- Task material -

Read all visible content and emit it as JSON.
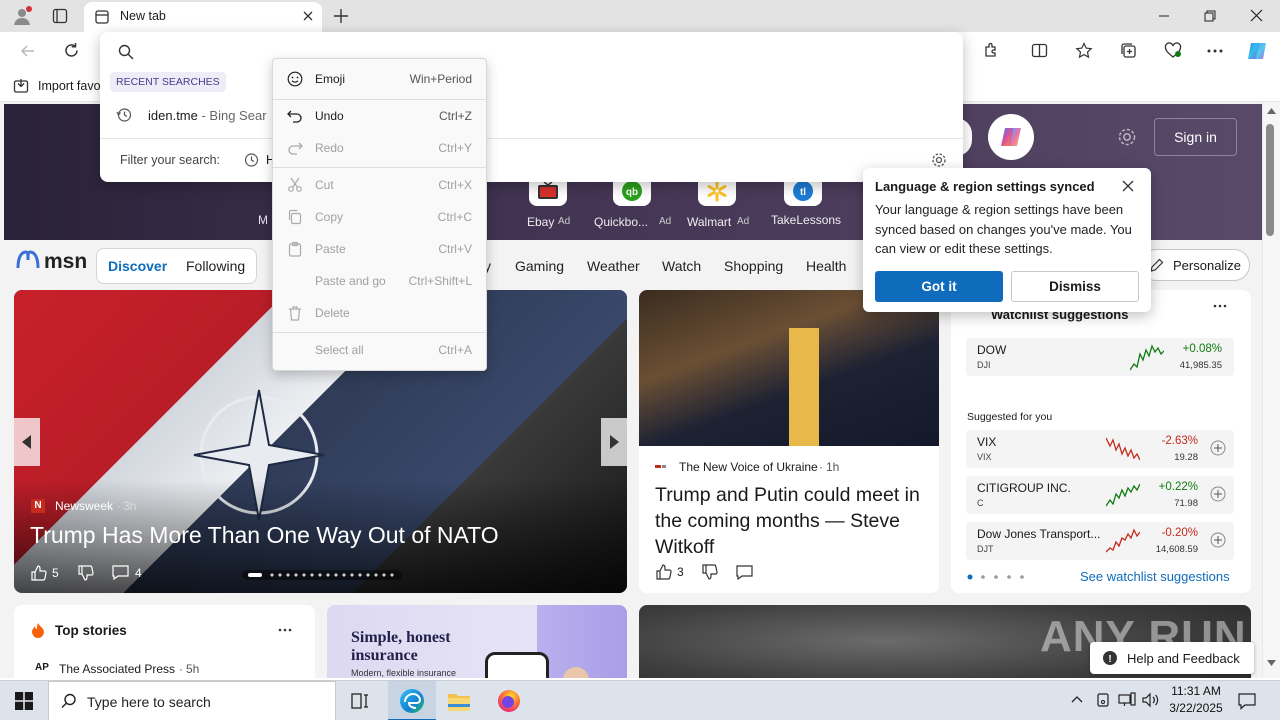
{
  "browser": {
    "tab_title": "New tab",
    "favorites_bar": {
      "import_label": "Import favo"
    },
    "omnibox": {
      "recent_header": "RECENT SEARCHES",
      "recent_item_text": "iden.tme",
      "recent_item_suffix": " - Bing Sear",
      "filter_label": "Filter your search:",
      "filter_history_label": "H"
    }
  },
  "context_menu": {
    "items": [
      {
        "label": "Emoji",
        "shortcut": "Win+Period",
        "enabled": true,
        "icon": "emoji-icon"
      },
      {
        "label": "Undo",
        "shortcut": "Ctrl+Z",
        "enabled": true,
        "icon": "undo-icon"
      },
      {
        "label": "Redo",
        "shortcut": "Ctrl+Y",
        "enabled": false,
        "icon": "redo-icon"
      },
      {
        "label": "Cut",
        "shortcut": "Ctrl+X",
        "enabled": false,
        "icon": "cut-icon"
      },
      {
        "label": "Copy",
        "shortcut": "Ctrl+C",
        "enabled": false,
        "icon": "copy-icon"
      },
      {
        "label": "Paste",
        "shortcut": "Ctrl+V",
        "enabled": false,
        "icon": "paste-icon"
      },
      {
        "label": "Paste and go",
        "shortcut": "Ctrl+Shift+L",
        "enabled": false,
        "icon": "paste-go-icon"
      },
      {
        "label": "Delete",
        "shortcut": "",
        "enabled": false,
        "icon": "delete-icon"
      },
      {
        "label": "Select all",
        "shortcut": "Ctrl+A",
        "enabled": false,
        "icon": ""
      }
    ]
  },
  "newtab": {
    "sign_in": "Sign in",
    "quick_links": [
      {
        "label": "Ebay",
        "ad": "Ad",
        "color": "#d9322c"
      },
      {
        "label": "Quickbo...",
        "ad": "Ad",
        "color": "#2ca01c"
      },
      {
        "label": "Walmart",
        "ad": "Ad",
        "color": "#0071dc"
      },
      {
        "label": "TakeLessons",
        "ad": "",
        "color": "#1d7bd6"
      }
    ],
    "partial_link_label": "M",
    "msn_logo": "msn",
    "tabs": {
      "discover": "Discover",
      "following": "Following"
    },
    "nav_partial": "y",
    "nav": [
      "Gaming",
      "Weather",
      "Watch",
      "Shopping",
      "Health"
    ],
    "personalize": "Personalize"
  },
  "sync_popup": {
    "title": "Language & region settings synced",
    "body": "Your language & region settings have been synced based on changes you've made. You can view or edit these settings.",
    "got_it": "Got it",
    "dismiss": "Dismiss"
  },
  "hero_story": {
    "source": "Newsweek",
    "time": "3h",
    "headline": "Trump Has More Than One Way Out of NATO",
    "likes": "5",
    "comments": "4"
  },
  "second_story": {
    "source": "The New Voice of Ukraine",
    "time": "1h",
    "headline": "Trump and Putin could meet in the coming months — Steve Witkoff",
    "likes": "3"
  },
  "watchlist": {
    "title": "Watchlist suggestions",
    "top": {
      "name": "DOW",
      "ticker": "DJI",
      "change": "+0.08%",
      "value": "41,985.35"
    },
    "suggested_label": "Suggested for you",
    "items": [
      {
        "name": "VIX",
        "ticker": "VIX",
        "change": "-2.63%",
        "value": "19.28",
        "up": false
      },
      {
        "name": "CITIGROUP INC.",
        "ticker": "C",
        "change": "+0.22%",
        "value": "71.98",
        "up": true
      },
      {
        "name": "Dow Jones Transport...",
        "ticker": "DJT",
        "change": "-0.20%",
        "value": "14,608.59",
        "up": false
      }
    ],
    "see_more": "See watchlist suggestions"
  },
  "top_stories": {
    "title": "Top stories",
    "first_source": "The Associated Press",
    "first_time": "5h",
    "source_badge": "AP"
  },
  "ad_card": {
    "headline": "Simple, honest insurance",
    "sub": "Modern, flexible insurance"
  },
  "help_feedback": "Help and Feedback",
  "watermark": "ANY RUN",
  "taskbar": {
    "search_placeholder": "Type here to search",
    "time": "11:31 AM",
    "date": "3/22/2025"
  },
  "colors": {
    "accent": "#0f6cbd",
    "got_it_bg": "#0f6cbd",
    "red": "#c42b1c",
    "green": "#0f7b0f"
  }
}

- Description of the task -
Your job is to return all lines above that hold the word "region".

- Output -
    "title": "Language & region settings synced",
    "body": "Your language & region settings have been synced based on changes you've made. You can view or edit these settings.",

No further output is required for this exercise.